◆ **Exercise objective**
Omit every picture, then give all the entries again exactly.

◆ **Input records**
· · ·
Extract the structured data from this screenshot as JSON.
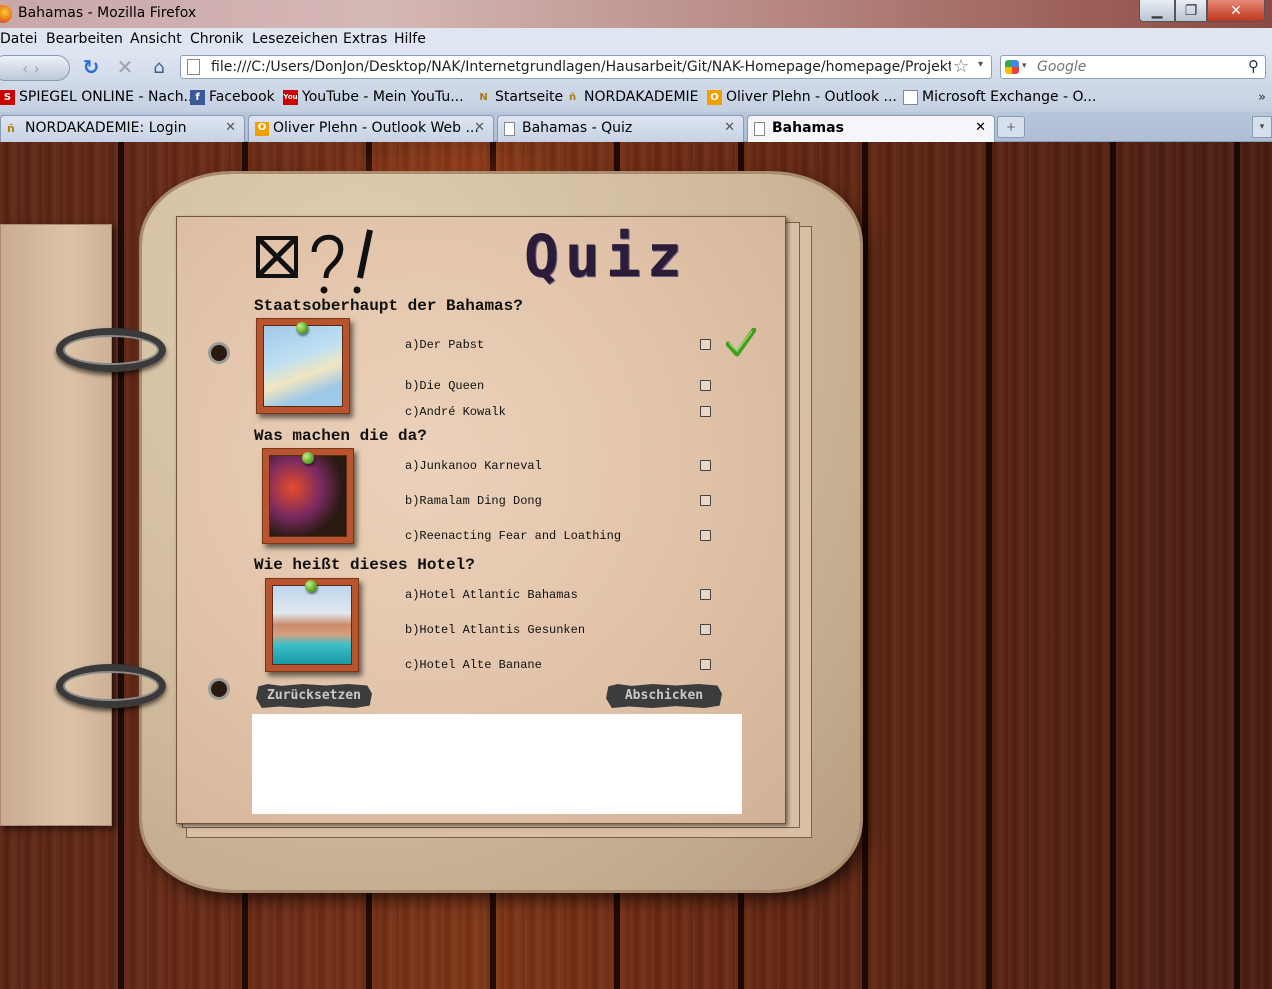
{
  "window": {
    "title": "Bahamas - Mozilla Firefox",
    "min_glyph": "▁",
    "max_glyph": "❐",
    "close_glyph": "✕"
  },
  "menu": [
    "Datei",
    "Bearbeiten",
    "Ansicht",
    "Chronik",
    "Lesezeichen",
    "Extras",
    "Hilfe"
  ],
  "nav": {
    "back_glyph": "‹ ›",
    "reload_glyph": "↻",
    "stop_glyph": "✕",
    "home_glyph": "⌂",
    "url": "file:///C:/Users/DonJon/Desktop/NAK/Internetgrundlagen/Hausarbeit/Git/NAK-Homepage/homepage/Projekt/l",
    "search_placeholder": "Google"
  },
  "bookmarks": [
    {
      "label": "SPIEGEL ONLINE - Nach...",
      "icon": "spiegel-icon"
    },
    {
      "label": "Facebook",
      "icon": "facebook-icon"
    },
    {
      "label": "YouTube - Mein YouTu...",
      "icon": "youtube-icon"
    },
    {
      "label": "Startseite",
      "icon": "nak-icon"
    },
    {
      "label": "NORDAKADEMIE",
      "icon": "nak-icon"
    },
    {
      "label": "Oliver Plehn - Outlook ...",
      "icon": "outlook-icon"
    },
    {
      "label": "Microsoft Exchange - O...",
      "icon": "page-icon"
    }
  ],
  "bookmarks_more": "»",
  "tabs": [
    {
      "label": "NORDAKADEMIE: Login",
      "active": false
    },
    {
      "label": "Oliver Plehn - Outlook Web ...",
      "active": false
    },
    {
      "label": "Bahamas - Quiz",
      "active": false
    },
    {
      "label": "Bahamas",
      "active": true
    }
  ],
  "tab_close_glyph": "✕",
  "tab_new_glyph": "+",
  "tab_list_glyph": "▾",
  "quiz": {
    "title": "Quiz",
    "questions": [
      {
        "question": "Staatsoberhaupt der Bahamas?",
        "image": "map of the Bahamas",
        "answers": [
          "a)Der Pabst",
          "b)Die Queen",
          "c)André Kowalk"
        ]
      },
      {
        "question": "Was machen die da?",
        "image": "carnival photo",
        "answers": [
          "a)Junkanoo Karneval",
          "b)Ramalam Ding Dong",
          "c)Reenacting Fear and Loathing"
        ]
      },
      {
        "question": "Wie heißt dieses Hotel?",
        "image": "hotel photo",
        "answers": [
          "a)Hotel Atlantic Bahamas",
          "b)Hotel Atlantis Gesunken",
          "c)Hotel Alte Banane"
        ]
      }
    ],
    "reset_label": "Zurücksetzen",
    "submit_label": "Abschicken"
  },
  "colors": {
    "wood": "#6d2c18",
    "paper": "#e0c2a8",
    "check_green": "#3f9e1e"
  }
}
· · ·
◆ **Solution**
Extract the structured data from this screenshot as JSON.
{
  "window": {
    "title": "Bahamas - Mozilla Firefox",
    "min_glyph": "▁",
    "max_glyph": "❐",
    "close_glyph": "✕"
  },
  "menu": [
    "Datei",
    "Bearbeiten",
    "Ansicht",
    "Chronik",
    "Lesezeichen",
    "Extras",
    "Hilfe"
  ],
  "nav": {
    "back_glyph": "‹ ›",
    "reload_glyph": "↻",
    "stop_glyph": "✕",
    "home_glyph": "⌂",
    "url": "file:///C:/Users/DonJon/Desktop/NAK/Internetgrundlagen/Hausarbeit/Git/NAK-Homepage/homepage/Projekt/l",
    "search_placeholder": "Google"
  },
  "bookmarks": [
    {
      "label": "SPIEGEL ONLINE - Nach...",
      "icon": "spiegel-icon"
    },
    {
      "label": "Facebook",
      "icon": "facebook-icon"
    },
    {
      "label": "YouTube - Mein YouTu...",
      "icon": "youtube-icon"
    },
    {
      "label": "Startseite",
      "icon": "nak-icon"
    },
    {
      "label": "NORDAKADEMIE",
      "icon": "nak-icon"
    },
    {
      "label": "Oliver Plehn - Outlook ...",
      "icon": "outlook-icon"
    },
    {
      "label": "Microsoft Exchange - O...",
      "icon": "page-icon"
    }
  ],
  "bookmarks_more": "»",
  "tabs": [
    {
      "label": "NORDAKADEMIE: Login",
      "active": false
    },
    {
      "label": "Oliver Plehn - Outlook Web ...",
      "active": false
    },
    {
      "label": "Bahamas - Quiz",
      "active": false
    },
    {
      "label": "Bahamas",
      "active": true
    }
  ],
  "tab_close_glyph": "✕",
  "tab_new_glyph": "+",
  "tab_list_glyph": "▾",
  "quiz": {
    "title": "Quiz",
    "questions": [
      {
        "question": "Staatsoberhaupt der Bahamas?",
        "image": "map of the Bahamas",
        "answers": [
          "a)Der Pabst",
          "b)Die Queen",
          "c)André Kowalk"
        ]
      },
      {
        "question": "Was machen die da?",
        "image": "carnival photo",
        "answers": [
          "a)Junkanoo Karneval",
          "b)Ramalam Ding Dong",
          "c)Reenacting Fear and Loathing"
        ]
      },
      {
        "question": "Wie heißt dieses Hotel?",
        "image": "hotel photo",
        "answers": [
          "a)Hotel Atlantic Bahamas",
          "b)Hotel Atlantis Gesunken",
          "c)Hotel Alte Banane"
        ]
      }
    ],
    "reset_label": "Zurücksetzen",
    "submit_label": "Abschicken"
  },
  "colors": {
    "wood": "#6d2c18",
    "paper": "#e0c2a8",
    "check_green": "#3f9e1e"
  }
}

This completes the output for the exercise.